Wednesday, December 08, 2004
Pennsylvania is one of thirteen states that do not limit the amount of money an individual can give to a candidate for state office. Its second largest city, Pittsburgh, also has no limits on the amount of money a person can contribute to a candidate for city office, although that may change under a proposal by Councilman William Peduto.
Peduto has proposed legislation which would institute caps on individual contributions to candidates at $2,000 per four-year election cycle; on contributions by political action committees (PACs) at $4,000 per four-year cycle. The limits would apply to races for mayor, city council, and controller.
$2,000 is still a ton of money for most folks, even spread out over four years. Two grand over four years is better than the current federal limits, established by the 2002 Bipartisan Campaign Reform Act at $2,000 per election, which means $2,000 for the primary and $2,000 for the general election per person, per candidate.
Some pols and reformers would have us think they are doing democracy justice by agreeing to any limit, especially when some folks can afford to give millions of dollars to candidates whom they would like to see in office. "Two grand isn't so bad when you think about what it could be," they say.
This argument is disingenuous, to say the least. With $2,000 limits, a small number of wealthy people are still able to provide the same kind of support that a much larger number of regular folks can. The candidates that run for office are thereby heavily skewed towards representing the interests of the wealthy few.
So it is not clear that Pittsburgh's proposed limits will do much beyond leveling the playing field for rich folks against super-rich folks. It doesn't mean that limits won't work; rather that for limits to be effective, they must take into consideration the ability of average Americans to give.
Taking into consideration all the national, state, and local races you would like to have some say in, how much can you afford?

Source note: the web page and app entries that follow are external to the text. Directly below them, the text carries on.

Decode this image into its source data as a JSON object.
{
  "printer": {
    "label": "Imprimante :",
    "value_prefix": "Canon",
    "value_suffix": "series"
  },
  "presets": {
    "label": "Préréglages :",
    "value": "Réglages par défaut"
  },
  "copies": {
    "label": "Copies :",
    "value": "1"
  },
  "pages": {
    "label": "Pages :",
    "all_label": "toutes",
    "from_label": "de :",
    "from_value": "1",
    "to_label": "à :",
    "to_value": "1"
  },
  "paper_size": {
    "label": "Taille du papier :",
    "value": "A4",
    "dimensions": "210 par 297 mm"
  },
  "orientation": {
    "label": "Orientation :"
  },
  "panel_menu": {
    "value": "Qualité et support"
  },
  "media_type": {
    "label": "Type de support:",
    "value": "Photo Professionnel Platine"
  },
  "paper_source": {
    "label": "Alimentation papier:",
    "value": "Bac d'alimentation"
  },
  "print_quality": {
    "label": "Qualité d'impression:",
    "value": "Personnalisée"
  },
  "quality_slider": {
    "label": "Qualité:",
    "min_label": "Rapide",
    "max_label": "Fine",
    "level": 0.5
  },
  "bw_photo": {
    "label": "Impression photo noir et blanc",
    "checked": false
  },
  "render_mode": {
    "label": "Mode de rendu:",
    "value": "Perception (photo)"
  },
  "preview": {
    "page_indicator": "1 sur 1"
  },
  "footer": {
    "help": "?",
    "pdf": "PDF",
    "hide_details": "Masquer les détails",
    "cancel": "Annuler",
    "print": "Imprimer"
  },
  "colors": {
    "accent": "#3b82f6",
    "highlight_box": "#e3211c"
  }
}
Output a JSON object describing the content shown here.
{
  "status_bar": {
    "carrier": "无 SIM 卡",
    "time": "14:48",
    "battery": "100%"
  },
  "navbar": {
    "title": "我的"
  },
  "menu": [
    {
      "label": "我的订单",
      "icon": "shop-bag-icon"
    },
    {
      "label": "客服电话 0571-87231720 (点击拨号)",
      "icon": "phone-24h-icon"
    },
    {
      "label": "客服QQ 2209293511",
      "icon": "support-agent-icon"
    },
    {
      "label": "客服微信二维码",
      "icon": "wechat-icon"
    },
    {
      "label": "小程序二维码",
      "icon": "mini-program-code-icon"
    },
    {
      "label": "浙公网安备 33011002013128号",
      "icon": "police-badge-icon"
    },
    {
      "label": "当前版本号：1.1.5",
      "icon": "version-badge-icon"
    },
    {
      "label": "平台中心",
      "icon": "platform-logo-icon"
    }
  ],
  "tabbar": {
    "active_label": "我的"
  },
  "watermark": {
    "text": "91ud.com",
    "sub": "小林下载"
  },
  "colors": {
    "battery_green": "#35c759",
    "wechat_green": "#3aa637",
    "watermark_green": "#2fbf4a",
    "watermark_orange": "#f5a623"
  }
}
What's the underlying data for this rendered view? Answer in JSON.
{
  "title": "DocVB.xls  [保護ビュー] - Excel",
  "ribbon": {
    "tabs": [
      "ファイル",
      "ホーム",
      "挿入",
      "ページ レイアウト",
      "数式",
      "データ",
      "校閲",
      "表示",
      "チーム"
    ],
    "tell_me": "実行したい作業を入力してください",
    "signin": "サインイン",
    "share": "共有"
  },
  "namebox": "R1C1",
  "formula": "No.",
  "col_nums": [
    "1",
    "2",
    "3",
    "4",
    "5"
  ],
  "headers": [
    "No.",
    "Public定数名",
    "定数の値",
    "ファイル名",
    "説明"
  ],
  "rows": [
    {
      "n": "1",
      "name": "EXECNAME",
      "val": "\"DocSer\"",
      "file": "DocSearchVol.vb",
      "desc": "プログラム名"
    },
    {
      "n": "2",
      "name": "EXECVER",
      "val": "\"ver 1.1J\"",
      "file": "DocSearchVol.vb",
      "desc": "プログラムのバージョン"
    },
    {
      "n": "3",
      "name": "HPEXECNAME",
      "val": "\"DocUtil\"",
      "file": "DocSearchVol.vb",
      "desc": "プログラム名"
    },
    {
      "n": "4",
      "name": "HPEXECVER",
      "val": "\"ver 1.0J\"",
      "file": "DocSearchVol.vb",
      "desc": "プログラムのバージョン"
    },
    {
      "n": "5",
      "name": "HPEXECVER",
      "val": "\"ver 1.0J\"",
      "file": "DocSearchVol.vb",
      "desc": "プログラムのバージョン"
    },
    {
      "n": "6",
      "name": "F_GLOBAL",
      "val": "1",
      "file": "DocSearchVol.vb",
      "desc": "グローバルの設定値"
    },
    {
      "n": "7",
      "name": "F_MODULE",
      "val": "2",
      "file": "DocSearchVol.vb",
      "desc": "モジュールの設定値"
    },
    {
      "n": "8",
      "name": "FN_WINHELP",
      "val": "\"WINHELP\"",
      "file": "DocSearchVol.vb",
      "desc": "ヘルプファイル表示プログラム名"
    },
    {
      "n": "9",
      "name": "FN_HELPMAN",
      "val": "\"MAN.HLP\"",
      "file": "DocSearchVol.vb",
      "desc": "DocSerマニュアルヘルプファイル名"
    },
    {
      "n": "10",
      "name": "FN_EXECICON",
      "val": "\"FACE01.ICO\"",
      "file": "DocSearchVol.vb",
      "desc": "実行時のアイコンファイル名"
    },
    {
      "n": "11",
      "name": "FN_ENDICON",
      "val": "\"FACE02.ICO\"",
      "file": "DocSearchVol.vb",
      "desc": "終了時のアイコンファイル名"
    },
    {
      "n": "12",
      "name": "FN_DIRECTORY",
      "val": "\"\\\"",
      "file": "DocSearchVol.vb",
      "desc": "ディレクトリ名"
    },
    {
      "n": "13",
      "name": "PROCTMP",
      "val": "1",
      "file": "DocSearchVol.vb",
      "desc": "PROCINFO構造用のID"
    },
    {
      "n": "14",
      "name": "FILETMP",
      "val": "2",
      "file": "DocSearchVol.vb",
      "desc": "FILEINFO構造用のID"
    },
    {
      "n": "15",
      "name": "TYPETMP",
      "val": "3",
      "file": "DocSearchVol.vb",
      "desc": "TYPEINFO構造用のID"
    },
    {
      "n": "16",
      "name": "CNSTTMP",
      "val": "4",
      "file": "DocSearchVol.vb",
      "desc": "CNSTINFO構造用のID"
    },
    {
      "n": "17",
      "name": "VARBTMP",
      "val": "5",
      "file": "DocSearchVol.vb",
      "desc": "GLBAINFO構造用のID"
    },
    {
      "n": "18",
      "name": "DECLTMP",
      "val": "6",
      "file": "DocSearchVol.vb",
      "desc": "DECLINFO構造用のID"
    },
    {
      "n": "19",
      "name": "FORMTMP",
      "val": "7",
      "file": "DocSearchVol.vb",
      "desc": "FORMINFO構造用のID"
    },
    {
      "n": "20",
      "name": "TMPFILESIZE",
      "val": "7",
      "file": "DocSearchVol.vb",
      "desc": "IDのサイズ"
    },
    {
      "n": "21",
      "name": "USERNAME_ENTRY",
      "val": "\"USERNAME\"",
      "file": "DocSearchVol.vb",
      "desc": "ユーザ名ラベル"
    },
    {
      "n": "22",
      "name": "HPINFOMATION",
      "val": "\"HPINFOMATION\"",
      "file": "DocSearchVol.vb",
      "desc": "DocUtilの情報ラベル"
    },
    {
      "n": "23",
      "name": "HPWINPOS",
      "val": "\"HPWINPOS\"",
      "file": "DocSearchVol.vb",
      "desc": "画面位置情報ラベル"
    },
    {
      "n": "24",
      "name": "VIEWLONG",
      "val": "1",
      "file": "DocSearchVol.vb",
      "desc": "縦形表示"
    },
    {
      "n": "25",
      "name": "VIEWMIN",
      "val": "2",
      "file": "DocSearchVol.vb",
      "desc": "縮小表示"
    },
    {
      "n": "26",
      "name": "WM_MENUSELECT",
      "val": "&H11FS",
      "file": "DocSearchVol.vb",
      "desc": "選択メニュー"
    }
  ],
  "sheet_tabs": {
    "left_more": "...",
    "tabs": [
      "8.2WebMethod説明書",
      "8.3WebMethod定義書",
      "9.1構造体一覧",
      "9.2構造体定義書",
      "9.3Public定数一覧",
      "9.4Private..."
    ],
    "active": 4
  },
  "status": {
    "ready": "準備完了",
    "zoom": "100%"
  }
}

That limits are under discussion does show some evidence that people are recognizing the need to level the playing field in our democracy, so that our elections are contests of ideas and talents, not wallets and bank accounts.